───── AVAILABLE RECORDS

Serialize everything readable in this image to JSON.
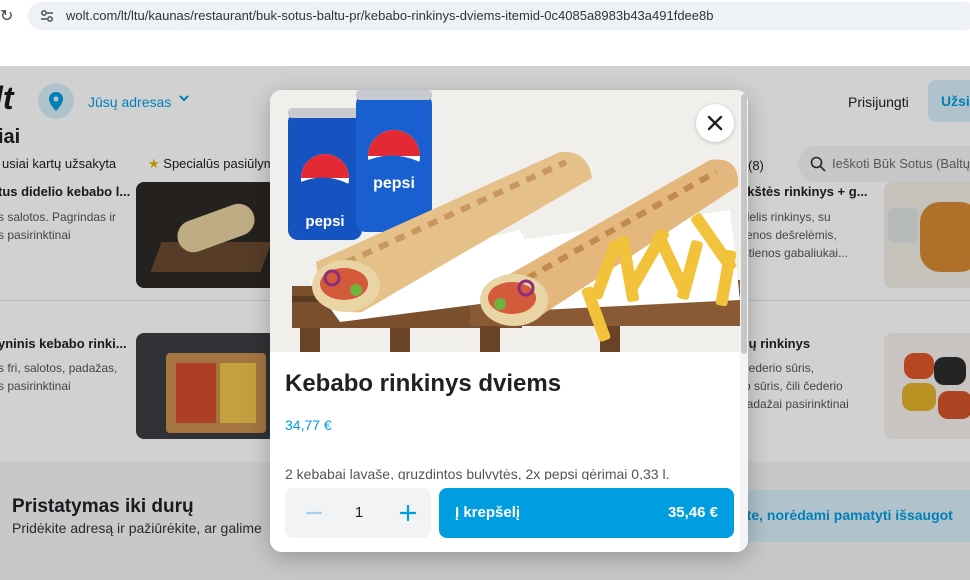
{
  "browser": {
    "url": "wolt.com/lt/ltu/kaunas/restaurant/buk-sotus-baltu-pr/kebabo-rinkinys-dviems-itemid-0c4085a8983b43a491fdee8b"
  },
  "header": {
    "logo": "lt",
    "address_label": "Jūsų adresas",
    "login_label": "Prisijungti",
    "signup_label": "Užsi"
  },
  "menu": {
    "section_title": "iai",
    "tabs": [
      "usiai kartų užsakyta",
      "Specialūs pasiūlym",
      "(8)"
    ],
    "search_placeholder": "Ieškoti Būk Sotus (Baltų"
  },
  "cards": [
    {
      "title": "tus didelio kebabo l...",
      "desc": [
        "s salotos. Pagrindas ir",
        "s pasirinktinai"
      ]
    },
    {
      "title": "ykštės rinkinys + g...",
      "desc": [
        "idelis rinkinys, su",
        "tienos dešrelėmis,",
        "ištienos gabaliukai..."
      ]
    },
    {
      "title": "yninis kebabo rinki...",
      "desc": [
        "s fri, salotos, padažas,",
        "s pasirinktinai"
      ]
    },
    {
      "title": "rių rinkinys",
      "desc": [
        "Čederio sūris,",
        "ro sūris, čili čederio",
        "padažai pasirinktinai"
      ]
    }
  ],
  "delivery": {
    "title": "Pristatymas iki durų",
    "text": "Pridėkite adresą ir pažiūrėkite, ar galime",
    "cta": "kite, norėdami pamatyti išsaugot"
  },
  "modal": {
    "title": "Kebabo rinkinys dviems",
    "price": "34,77 €",
    "description": "2 kebabai lavaše, gruzdintos bulvytės, 2x pepsi gėrimai 0,33 l.",
    "quantity": "1",
    "add_label": "Į krepšelį",
    "total": "35,46 €",
    "can_brand": "pepsi"
  },
  "colors": {
    "accent": "#009de0",
    "accent_light": "#d7eefb"
  }
}
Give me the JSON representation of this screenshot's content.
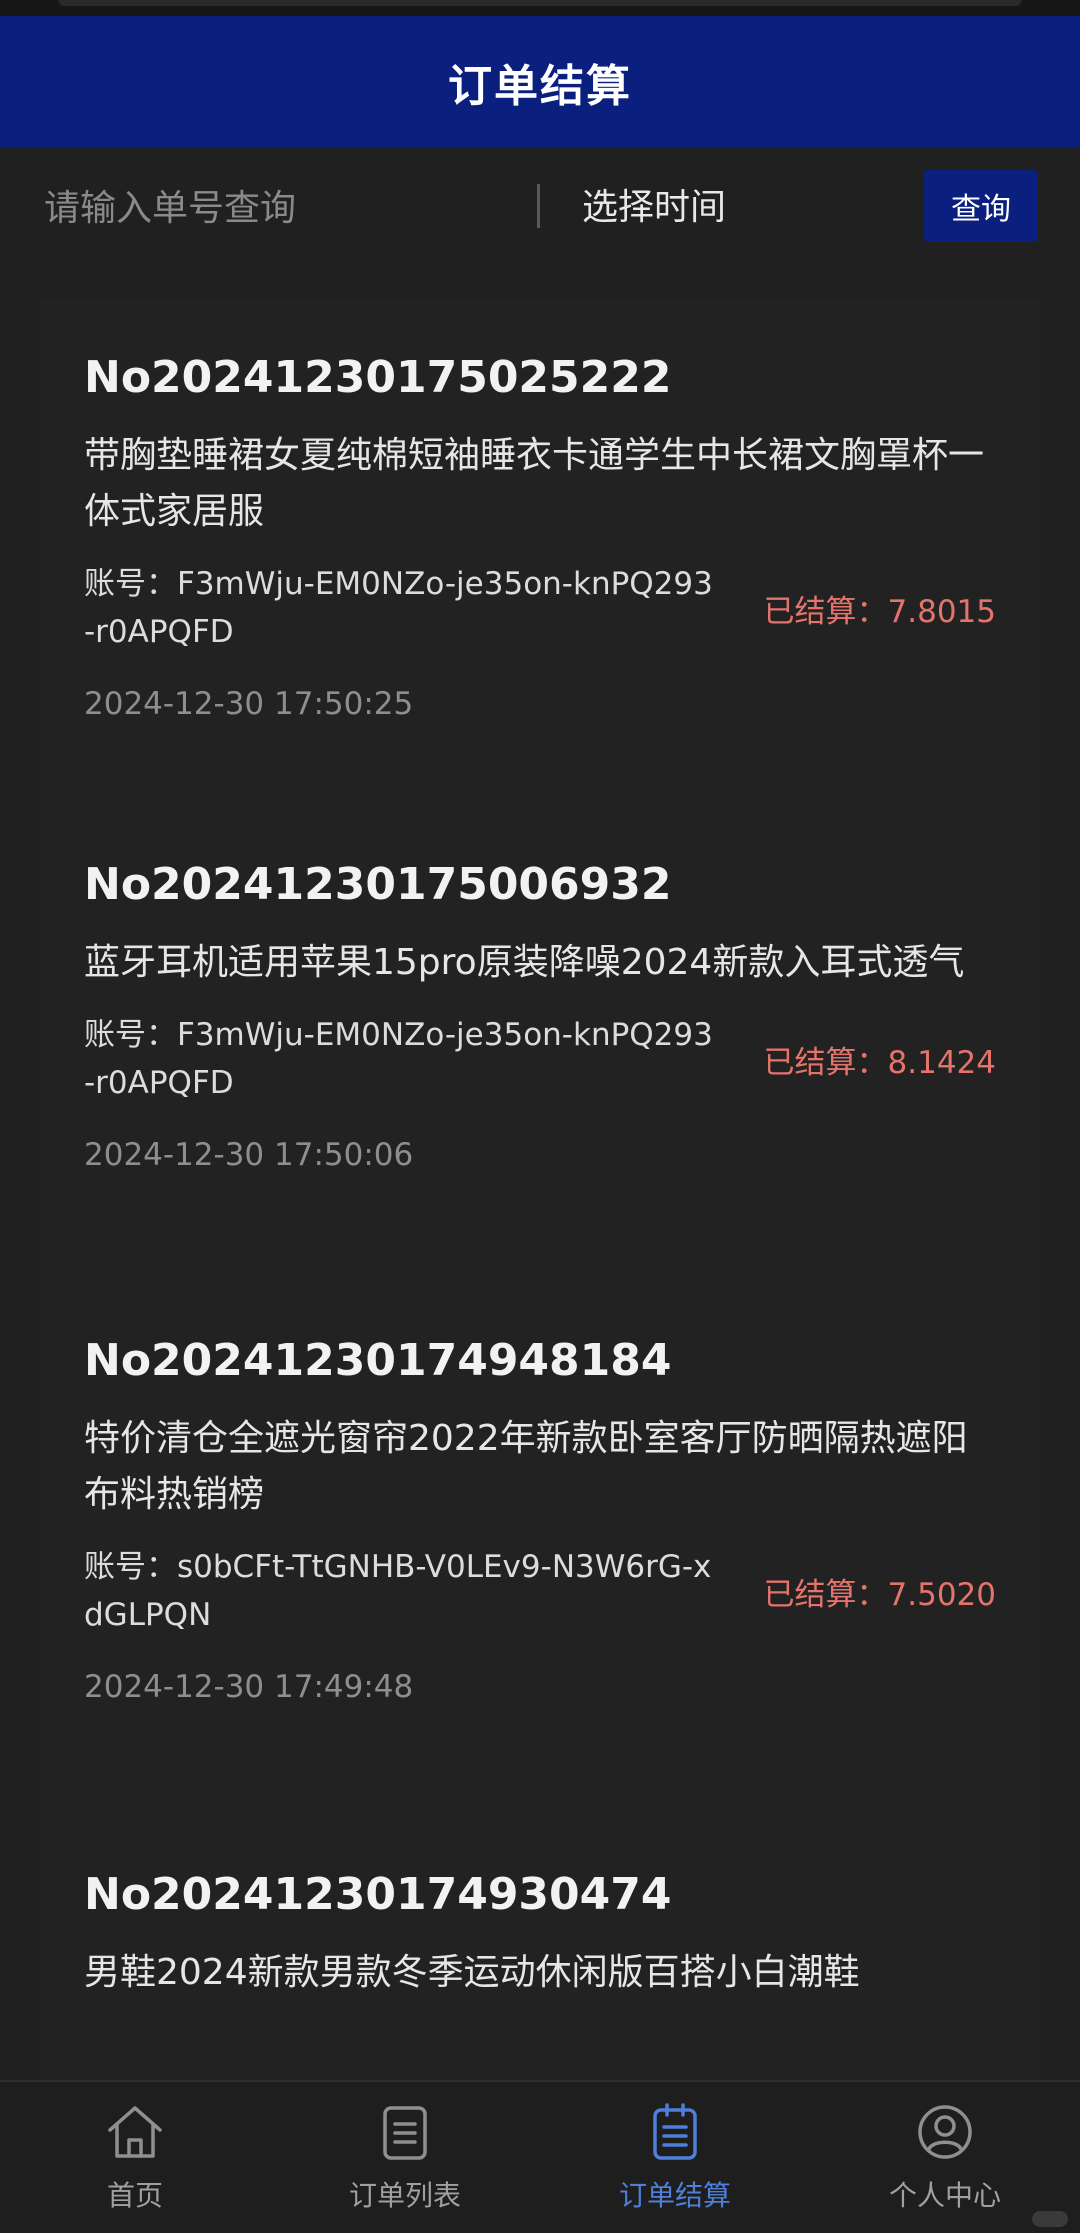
{
  "header": {
    "title": "订单结算"
  },
  "search": {
    "placeholder": "请输入单号查询",
    "value": "",
    "date_label": "选择时间",
    "button_label": "查询"
  },
  "orders": [
    {
      "order_no": "No20241230175025222",
      "title": "带胸垫睡裙女夏纯棉短袖睡衣卡通学生中长裙文胸罩杯一体式家居服",
      "account": "账号：F3mWju-EM0NZo-je35on-knPQ293-r0APQFD",
      "status": "已结算：7.8015",
      "time": "2024-12-30 17:50:25"
    },
    {
      "order_no": "No20241230175006932",
      "title": "蓝牙耳机适用苹果15pro原装降噪2024新款入耳式透气",
      "account": "账号：F3mWju-EM0NZo-je35on-knPQ293-r0APQFD",
      "status": "已结算：8.1424",
      "time": "2024-12-30 17:50:06"
    },
    {
      "order_no": "No20241230174948184",
      "title": "特价清仓全遮光窗帘2022年新款卧室客厅防晒隔热遮阳布料热销榜",
      "account": "账号：s0bCFt-TtGNHB-V0LEv9-N3W6rG-xdGLPQN",
      "status": "已结算：7.5020",
      "time": "2024-12-30 17:49:48"
    },
    {
      "order_no": "No20241230174930474",
      "title": "男鞋2024新款男款冬季运动休闲版百搭小白潮鞋",
      "account": "",
      "status": "",
      "time": ""
    }
  ],
  "nav": {
    "items": [
      {
        "label": "首页",
        "icon": "home-icon",
        "active": false
      },
      {
        "label": "订单列表",
        "icon": "order-list-icon",
        "active": false
      },
      {
        "label": "订单结算",
        "icon": "settlement-icon",
        "active": true
      },
      {
        "label": "个人中心",
        "icon": "user-icon",
        "active": false
      }
    ],
    "colors": {
      "active": "#4f7fd8",
      "inactive": "#a0a0a0"
    }
  },
  "colors": {
    "header_bg": "#0a1f7e",
    "page_bg": "#202020",
    "status_text": "#e3736b"
  }
}
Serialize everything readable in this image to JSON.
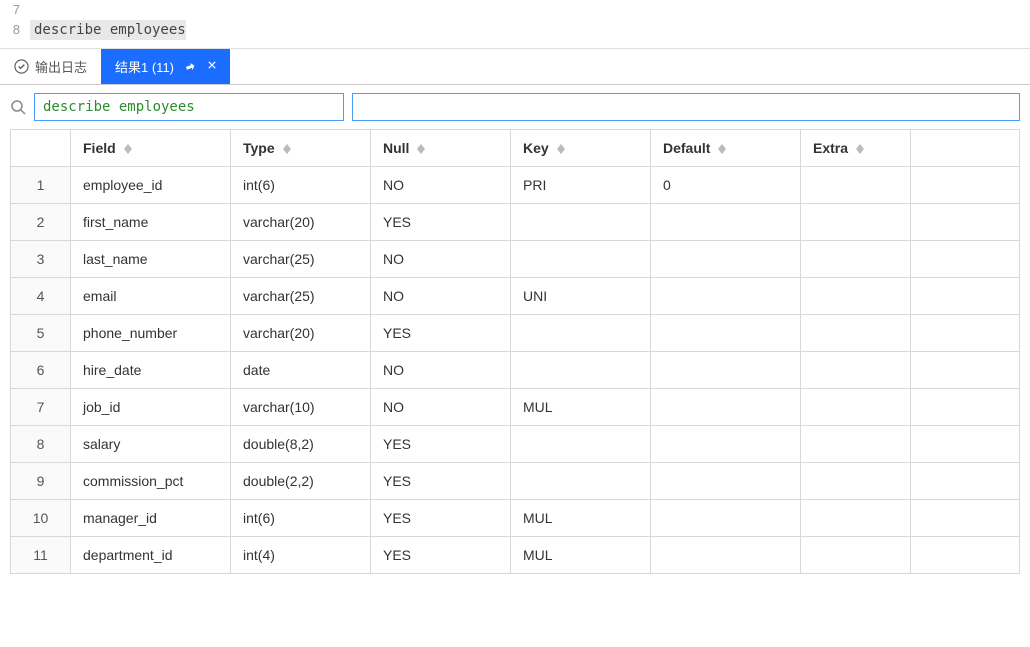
{
  "editor": {
    "lines": [
      {
        "num": "7",
        "text": ""
      },
      {
        "num": "8",
        "text": "describe employees"
      }
    ]
  },
  "tabs": {
    "output_log": "输出日志",
    "result": "结果1 (11)"
  },
  "search": {
    "query": "describe employees",
    "filter_placeholder": ""
  },
  "table": {
    "headers": {
      "rownum": "",
      "field": "Field",
      "type": "Type",
      "null": "Null",
      "key": "Key",
      "default": "Default",
      "extra": "Extra"
    },
    "rows": [
      {
        "n": "1",
        "field": "employee_id",
        "type": "int(6)",
        "null": "NO",
        "key": "PRI",
        "default": "0",
        "extra": ""
      },
      {
        "n": "2",
        "field": "first_name",
        "type": "varchar(20)",
        "null": "YES",
        "key": "",
        "default": "",
        "extra": ""
      },
      {
        "n": "3",
        "field": "last_name",
        "type": "varchar(25)",
        "null": "NO",
        "key": "",
        "default": "",
        "extra": ""
      },
      {
        "n": "4",
        "field": "email",
        "type": "varchar(25)",
        "null": "NO",
        "key": "UNI",
        "default": "",
        "extra": ""
      },
      {
        "n": "5",
        "field": "phone_number",
        "type": "varchar(20)",
        "null": "YES",
        "key": "",
        "default": "",
        "extra": ""
      },
      {
        "n": "6",
        "field": "hire_date",
        "type": "date",
        "null": "NO",
        "key": "",
        "default": "",
        "extra": ""
      },
      {
        "n": "7",
        "field": "job_id",
        "type": "varchar(10)",
        "null": "NO",
        "key": "MUL",
        "default": "",
        "extra": ""
      },
      {
        "n": "8",
        "field": "salary",
        "type": "double(8,2)",
        "null": "YES",
        "key": "",
        "default": "",
        "extra": ""
      },
      {
        "n": "9",
        "field": "commission_pct",
        "type": "double(2,2)",
        "null": "YES",
        "key": "",
        "default": "",
        "extra": ""
      },
      {
        "n": "10",
        "field": "manager_id",
        "type": "int(6)",
        "null": "YES",
        "key": "MUL",
        "default": "",
        "extra": ""
      },
      {
        "n": "11",
        "field": "department_id",
        "type": "int(4)",
        "null": "YES",
        "key": "MUL",
        "default": "",
        "extra": ""
      }
    ]
  }
}
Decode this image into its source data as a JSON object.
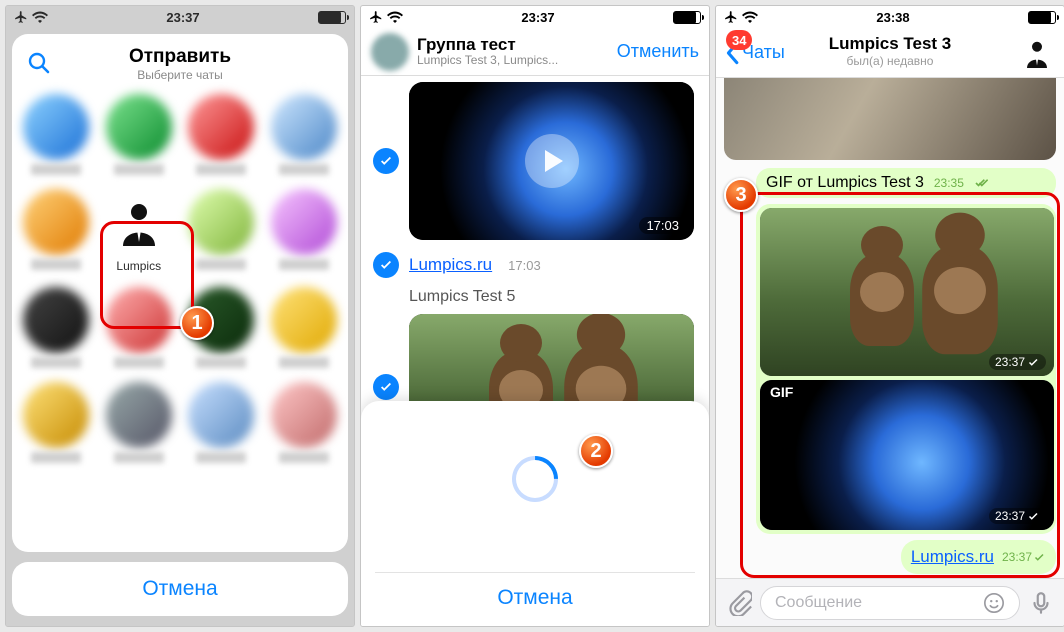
{
  "statusbar": {
    "time1": "23:37",
    "time2": "23:37",
    "time3": "23:38"
  },
  "panel1": {
    "title": "Отправить",
    "subtitle": "Выберите чаты",
    "lumpics_label": "Lumpics",
    "cancel": "Отмена"
  },
  "panel2": {
    "nav_title": "Группа тест",
    "nav_sub": "Lumpics Test 3, Lumpics...",
    "nav_cancel": "Отменить",
    "video_time": "17:03",
    "link_text": "Lumpics.ru",
    "link_time": "17:03",
    "msg_name": "Lumpics Test 5",
    "cancel": "Отмена"
  },
  "panel3": {
    "back_label": "Чаты",
    "badge": "34",
    "nav_title": "Lumpics Test 3",
    "nav_sub": "был(а) недавно",
    "gif_caption": "GIF от Lumpics Test 3",
    "gif_caption_time": "23:35",
    "gif_tag": "GIF",
    "img1_time": "23:37",
    "img2_time": "23:37",
    "link_text": "Lumpics.ru",
    "link_time": "23:37",
    "composer_placeholder": "Сообщение"
  },
  "colors": {
    "accent": "#0a84ff",
    "danger": "#ff3b30",
    "bubble": "#e2ffc7",
    "highlight": "#e30000"
  }
}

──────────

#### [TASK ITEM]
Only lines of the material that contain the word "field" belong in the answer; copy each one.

#### [ANSWER BELOW]
      "field": "Field",
        "field": "employee_id",
        "field": "first_name",
        "field": "last_name",
        "field": "email",
        "field": "phone_number",
        "field": "hire_date",
        "field": "job_id",
        "field": "salary",
        "field": "commission_pct",
        "field": "manager_id",
        "field": "department_id",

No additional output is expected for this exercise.